This last weekend we visited my mother in Wiltshire. As is always the case we try to find something we can do with her while we are down there. She is 86, needs a wheelchair to get anywhere, but enjoys seeing things – she still has ‘all her marbles’!
About 18 months ago we all visited Tyntesfield near Bristol. This is a property saved around 5 or 6 years ago by the National Trust. It is ‘special’ as it is a ‘time capsule’ of late Victorian and early Edwardian life and architecture. It was the subject of an appeal to save it by the Trust with spectacular success.
It did however need some urgent repairs – in particular the roof and services. On our first visit this was being dealt with and the property was therefore completely covered in scaffolding (including a false roof) and mostly in accessible internally. It was the largest scaffolding job in the UK apparently!
However following the repair work the scaffolding came off this spring, so a visit was in order!
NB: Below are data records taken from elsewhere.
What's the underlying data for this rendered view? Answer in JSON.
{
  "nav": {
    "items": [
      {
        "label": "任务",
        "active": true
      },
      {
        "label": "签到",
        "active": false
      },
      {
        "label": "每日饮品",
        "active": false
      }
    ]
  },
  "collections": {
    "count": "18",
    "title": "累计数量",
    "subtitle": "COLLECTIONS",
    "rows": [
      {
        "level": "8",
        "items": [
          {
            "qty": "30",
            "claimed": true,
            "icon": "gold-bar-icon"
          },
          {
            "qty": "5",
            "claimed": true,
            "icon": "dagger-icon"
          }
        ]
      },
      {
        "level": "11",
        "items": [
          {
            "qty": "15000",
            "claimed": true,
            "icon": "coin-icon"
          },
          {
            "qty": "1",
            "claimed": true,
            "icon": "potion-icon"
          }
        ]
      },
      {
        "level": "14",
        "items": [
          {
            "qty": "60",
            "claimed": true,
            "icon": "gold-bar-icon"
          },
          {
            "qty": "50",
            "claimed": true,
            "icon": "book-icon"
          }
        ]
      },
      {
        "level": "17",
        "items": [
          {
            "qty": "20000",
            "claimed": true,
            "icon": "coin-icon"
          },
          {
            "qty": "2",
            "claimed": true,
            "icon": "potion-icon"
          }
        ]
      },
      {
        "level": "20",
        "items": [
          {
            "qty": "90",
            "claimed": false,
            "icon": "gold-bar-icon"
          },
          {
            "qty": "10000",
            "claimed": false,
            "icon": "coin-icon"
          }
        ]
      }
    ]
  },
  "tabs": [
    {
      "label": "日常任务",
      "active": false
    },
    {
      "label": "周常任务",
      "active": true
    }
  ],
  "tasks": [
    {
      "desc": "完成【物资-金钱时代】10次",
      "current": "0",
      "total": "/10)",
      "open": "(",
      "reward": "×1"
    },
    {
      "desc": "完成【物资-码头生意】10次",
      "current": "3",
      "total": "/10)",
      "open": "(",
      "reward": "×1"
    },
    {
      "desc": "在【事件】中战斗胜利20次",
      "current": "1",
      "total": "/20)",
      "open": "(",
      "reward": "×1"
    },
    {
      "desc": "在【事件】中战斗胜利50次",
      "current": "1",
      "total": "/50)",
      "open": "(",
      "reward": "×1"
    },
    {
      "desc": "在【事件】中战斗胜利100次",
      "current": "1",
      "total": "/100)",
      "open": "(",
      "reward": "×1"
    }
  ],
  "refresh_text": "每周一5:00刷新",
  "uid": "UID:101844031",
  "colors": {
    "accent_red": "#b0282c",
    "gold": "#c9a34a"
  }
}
The difference is amazing, and the quality of the work carried out to the exterior is superb, However it is the interior that now offers so much to see.
There are some fabulous Victorian features such as the fully automated scoring system for the billiards table, worked from buttons on the table linked to the electric score board!
Or the early ventilation system in the rooms (due to the use of gas lighting).
Or, my personal favorite, the glazing system and action in the kitchen garden green houses and orangery. Installed at the time of Queen Victorias 60th Jubilee and still working perfectly today. It also uses no putty, but is totally sealed still – the Victorians were amazing engineers!
It is well worth a look, if you are in the area drop in.
If you aren’t a National Trust member why not join while you are there?